^Laurie Bauer, "Blends: Core and periphery", in Vincent Renner, François Maniez, Pierre Arnaud, eds, Cross-Disciplinary Perspectives on Lexical Blending (Berlin: De Gruyter, 2012; ISBN978-3-11-028923-7), 11-22.
^Outi Bat-El and Evan-Gary Cohen, "Stress in English blends: A constraint-based analysis", in Vincent Renner, François Maniez, Pierre Arnaud, eds, Cross-Disciplinary Perspectives on Lexical Blending (Berlin: De Gruyter, 2012; ISBN978-3-11-028923-7)
^ abSuzanne Kemmer, "Schemas and lexical blends." In Hubert C. Cuyckens et al., eds, Motivation in Language: From Case Grammar to Cognitive Linguistics: Studies in Honour of Günter Radden (Amsterdam: Benjamins, 2003; ISBN9789027247551, ISBN9781588114266).
^Angela Ralli and George J. Xydopoulos, "Blend formation in Modern Greek", in Vincent Renner, François Maniez, Pierre Arnaud, eds, Cross-Disciplinary Perspectives on Lexical Blending (Berlin: De Gruyter, 2012; ISBN978-3-11-028923-7), 35-50.
^Michael H. Kelly, "To 'brunch' or to 'brench': Some aspects of blend structure," Linguistics 36 (1998), 579-590.
^Adrienne Lehrer, "Blendalicious," in Judith Munat, ed., Lexical Creativity, Texts and Contexts (Amsterdam: Benjamins, 2007; ISBN9789027215673), 115-133.
^Giorgio-Francesco Arcodia and Fabio Montermini, "Are reduced compounds compounds? Morphological and prosodic properties of reduced compounds in Russian and Mandarin Chinese", in Vincent Renner, François Maniez, Pierre Arnaud, eds, Cross-Disciplinary Perspectives on Lexical Blending (Berlin: De Gruyter, 2012; ISBN978-3-11-028923-7), 93-114.

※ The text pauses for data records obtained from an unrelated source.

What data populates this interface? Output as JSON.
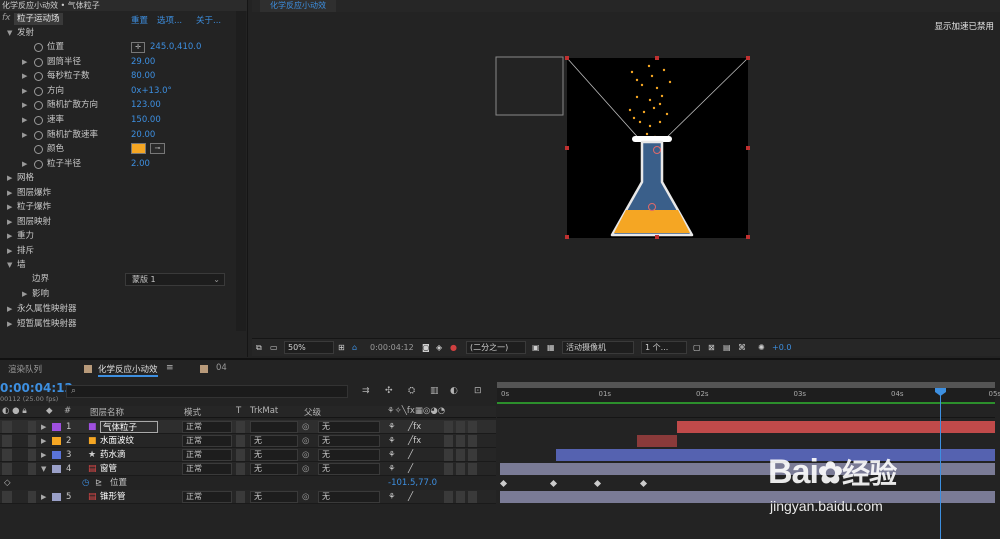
{
  "effect_panel": {
    "title": "化学反应小动效 • 气体粒子",
    "fx_label": "fx",
    "effect_name": "粒子运动场",
    "links": [
      "重置",
      "选项...",
      "关于..."
    ],
    "section_emit": "发射",
    "properties": [
      {
        "label": "位置",
        "value": "245.0,410.0",
        "twirl": false
      },
      {
        "label": "圆筒半径",
        "value": "29.00",
        "twirl": true
      },
      {
        "label": "每秒粒子数",
        "value": "80.00",
        "twirl": true
      },
      {
        "label": "方向",
        "value": "0x+13.0°",
        "twirl": true
      },
      {
        "label": "随机扩散方向",
        "value": "123.00",
        "twirl": true
      },
      {
        "label": "速率",
        "value": "150.00",
        "twirl": true
      },
      {
        "label": "随机扩散速率",
        "value": "20.00",
        "twirl": true
      },
      {
        "label": "颜色",
        "value": "",
        "twirl": false
      },
      {
        "label": "粒子半径",
        "value": "2.00",
        "twirl": true
      }
    ],
    "color_value": "#f5a623",
    "sections": [
      "网格",
      "图层爆炸",
      "粒子爆炸",
      "图层映射",
      "重力",
      "排斥"
    ],
    "wall": "墙",
    "boundary_label": "边界",
    "boundary_value": "蒙版 1",
    "influence": "影响",
    "bottom_sections": [
      "永久属性映射器",
      "短暂属性映射器"
    ]
  },
  "viewer": {
    "tab": "化学反应小动效",
    "gpu_notice": "显示加速已禁用",
    "toolbar": {
      "zoom": "50%",
      "timecode": "0:00:04:12",
      "resolution": "(二分之一)",
      "camera": "活动摄像机",
      "views": "1 个...",
      "exposure": "+0.0"
    }
  },
  "timeline": {
    "tabs": [
      "渲染队列",
      "化学反应小动效",
      "04"
    ],
    "timecode": "0:00:04:12",
    "frame_info": "00112 (25.00 fps)",
    "search_placeholder": "",
    "headers": {
      "name": "图层名称",
      "mode": "模式",
      "t": "T",
      "trkmat": "TrkMat",
      "parent": "父级"
    },
    "ruler": [
      "0s",
      "01s",
      "02s",
      "03s",
      "04s",
      "05s"
    ],
    "layers": [
      {
        "num": "1",
        "name": "气体粒子",
        "mode": "正常",
        "trkmat": "",
        "parent": "无",
        "label_color": "#a050e0",
        "icon": "solid",
        "selected": true
      },
      {
        "num": "2",
        "name": "水面波纹",
        "mode": "正常",
        "trkmat": "无",
        "parent": "无",
        "label_color": "#f5a623",
        "icon": "solid",
        "selected": false
      },
      {
        "num": "3",
        "name": "药水滴",
        "mode": "正常",
        "trkmat": "无",
        "parent": "无",
        "label_color": "#5a73d8",
        "icon": "shape",
        "selected": false
      },
      {
        "num": "4",
        "name": "窗管",
        "mode": "正常",
        "trkmat": "无",
        "parent": "无",
        "label_color": "#9aa0c8",
        "icon": "ai",
        "selected": false
      },
      {
        "num": "5",
        "name": "锥形管",
        "mode": "正常",
        "trkmat": "无",
        "parent": "无",
        "label_color": "#9aa0c8",
        "icon": "ai",
        "selected": false
      }
    ],
    "position_prop": {
      "label": "位置",
      "value": "-101.5,77.0"
    },
    "watermark": {
      "brand": "Bai",
      "brand2": "经验",
      "url": "jingyan.baidu.com"
    }
  }
}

^Klein, Ernest (1987). A Comprehensive Etymological Dictionary of the Hebrew Language. Jerusalem: Carta. See p. 97.